## Data supplied
>>>>

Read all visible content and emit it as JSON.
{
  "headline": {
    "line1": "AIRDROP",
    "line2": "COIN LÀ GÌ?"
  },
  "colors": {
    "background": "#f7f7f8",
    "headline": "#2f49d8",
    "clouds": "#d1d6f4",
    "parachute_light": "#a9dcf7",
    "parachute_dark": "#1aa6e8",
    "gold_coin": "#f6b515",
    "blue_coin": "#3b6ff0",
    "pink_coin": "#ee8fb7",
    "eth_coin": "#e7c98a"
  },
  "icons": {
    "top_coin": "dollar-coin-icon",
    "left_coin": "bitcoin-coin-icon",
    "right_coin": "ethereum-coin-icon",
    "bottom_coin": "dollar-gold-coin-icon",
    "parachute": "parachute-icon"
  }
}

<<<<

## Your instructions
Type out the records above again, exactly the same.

## Answer to the problem
Read all visible content and emit it as JSON.
{
  "headline": {
    "line1": "AIRDROP",
    "line2": "COIN LÀ GÌ?"
  },
  "colors": {
    "background": "#f7f7f8",
    "headline": "#2f49d8",
    "clouds": "#d1d6f4",
    "parachute_light": "#a9dcf7",
    "parachute_dark": "#1aa6e8",
    "gold_coin": "#f6b515",
    "blue_coin": "#3b6ff0",
    "pink_coin": "#ee8fb7",
    "eth_coin": "#e7c98a"
  },
  "icons": {
    "top_coin": "dollar-coin-icon",
    "left_coin": "bitcoin-coin-icon",
    "right_coin": "ethereum-coin-icon",
    "bottom_coin": "dollar-gold-coin-icon",
    "parachute": "parachute-icon"
  }
}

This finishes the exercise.